In the archaeology lab at the Virginia Museum of Natural History (VMNH), I am continuing work on an assemblage from a site that I posted about for Day of Archaeology 2011 (http://www.dayofarchaeology.com/a-quiet-day-at-the-lab/), the Barton Village site. Located in western Maryland on the Potomac River, this multicomponent village site has been the subject of excavations for over twenty years by Dr. Bob Wall at the Towson University. The Barton site has yielded a large quantity of faunal remains – the boxes of bones fill an entire industrial shelving unit. When working with an assemblage this large, I generally sort, identify, photograph and capture data one bag at a time, with each bag from a separate provenience. This site has some interesting materials though that are worth removing from the rest and looking at separately. Specifically, this site has a fairly large number of mollusks.
When a site has a lot of mollusks, I find it useful to pull out all of them and identify them all at once. When working with a lot of the same thing, I find my identifications are more accurate and consistent if I do a lot at once instead of one this week, two next week, and so on. It also reduces the number of times I have to pull out specimens from the reference collection and is more efficient with my time.

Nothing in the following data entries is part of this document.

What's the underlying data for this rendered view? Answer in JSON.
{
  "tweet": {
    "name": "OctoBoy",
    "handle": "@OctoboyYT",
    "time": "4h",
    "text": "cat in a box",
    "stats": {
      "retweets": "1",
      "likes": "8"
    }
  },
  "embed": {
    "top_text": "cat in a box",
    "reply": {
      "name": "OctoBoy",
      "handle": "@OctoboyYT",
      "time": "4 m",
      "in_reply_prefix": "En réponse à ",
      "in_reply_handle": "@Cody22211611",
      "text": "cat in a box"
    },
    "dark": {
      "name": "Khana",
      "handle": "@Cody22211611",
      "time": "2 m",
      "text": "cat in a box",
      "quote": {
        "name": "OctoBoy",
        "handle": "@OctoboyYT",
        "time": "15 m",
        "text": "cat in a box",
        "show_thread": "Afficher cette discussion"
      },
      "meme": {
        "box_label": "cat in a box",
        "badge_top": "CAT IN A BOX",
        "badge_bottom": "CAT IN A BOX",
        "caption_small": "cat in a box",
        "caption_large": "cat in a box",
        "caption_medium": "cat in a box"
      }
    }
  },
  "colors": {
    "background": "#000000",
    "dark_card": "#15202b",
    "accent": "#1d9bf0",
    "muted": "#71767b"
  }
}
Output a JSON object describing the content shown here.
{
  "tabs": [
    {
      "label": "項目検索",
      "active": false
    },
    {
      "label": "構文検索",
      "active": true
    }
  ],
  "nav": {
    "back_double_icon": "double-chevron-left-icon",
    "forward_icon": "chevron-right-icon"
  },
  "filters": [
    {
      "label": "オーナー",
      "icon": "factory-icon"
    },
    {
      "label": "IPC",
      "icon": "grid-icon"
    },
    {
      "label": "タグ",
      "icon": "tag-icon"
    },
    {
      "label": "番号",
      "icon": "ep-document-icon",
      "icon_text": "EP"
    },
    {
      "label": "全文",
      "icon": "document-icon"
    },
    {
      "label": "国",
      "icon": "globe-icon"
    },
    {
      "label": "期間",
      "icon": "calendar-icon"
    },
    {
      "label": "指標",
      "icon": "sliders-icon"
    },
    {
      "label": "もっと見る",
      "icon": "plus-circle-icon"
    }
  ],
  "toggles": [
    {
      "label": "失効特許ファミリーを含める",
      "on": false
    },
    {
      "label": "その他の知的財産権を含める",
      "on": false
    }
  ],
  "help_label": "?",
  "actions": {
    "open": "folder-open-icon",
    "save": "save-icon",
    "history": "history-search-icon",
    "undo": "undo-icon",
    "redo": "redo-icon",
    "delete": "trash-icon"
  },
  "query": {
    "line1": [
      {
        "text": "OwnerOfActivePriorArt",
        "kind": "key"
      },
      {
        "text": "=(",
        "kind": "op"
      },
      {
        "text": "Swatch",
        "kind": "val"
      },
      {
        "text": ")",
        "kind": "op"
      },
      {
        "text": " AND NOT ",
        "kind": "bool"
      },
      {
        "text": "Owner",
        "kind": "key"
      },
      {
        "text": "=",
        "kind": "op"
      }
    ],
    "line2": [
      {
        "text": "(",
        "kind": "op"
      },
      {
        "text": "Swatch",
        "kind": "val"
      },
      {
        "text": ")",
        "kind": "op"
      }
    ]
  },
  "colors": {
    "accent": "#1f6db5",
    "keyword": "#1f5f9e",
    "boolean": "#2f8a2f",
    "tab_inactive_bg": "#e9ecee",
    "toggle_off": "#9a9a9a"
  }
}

In this photo you can see some reference material on the back of the counter and the archaeological specimens toward the front. This is a small portion of the mollusk reference material at VMNH. We have over 50 species of bivalves just from Virginia in our collection.
The mollusks from the Barton site make an interesting sample. So far we have identified almost 20 species of bivalves and gastropods – mussels and snails.
The stack of plastic boxes in the photo is just the shells that have been sorted and identified and rehoused so they don’t get crushed. There is another entire box of shells yet to be identified. One of the specimens we have identified is from the genus Marginella, a sea snail whose closest source would be from the Atlantic coast almost 150 miles to the east. Marginella were frequently traded by Native American tribes in the east and can be found at many sites. The rest of the specimens identified so far are freshwater species and were probably gathered locally for eating or for bead and tool making. Two of the larger specimens of freshwater mussel were modified into scrapers with serrated edges. One of the species identified was thought to have been introduced to the Potomac in the late 19th century, but its context here is 17th century. I’m withholding the name here because while I have had the identification reviewed and confirmed, the publication extending the range of this species is not yet out.
If you want to learn more about eastern mollusks, you can find some great information, identification keys, and manuals at http://naturalsciences.org/research-collections/research-specialties/invertebrates/arthur-bogan.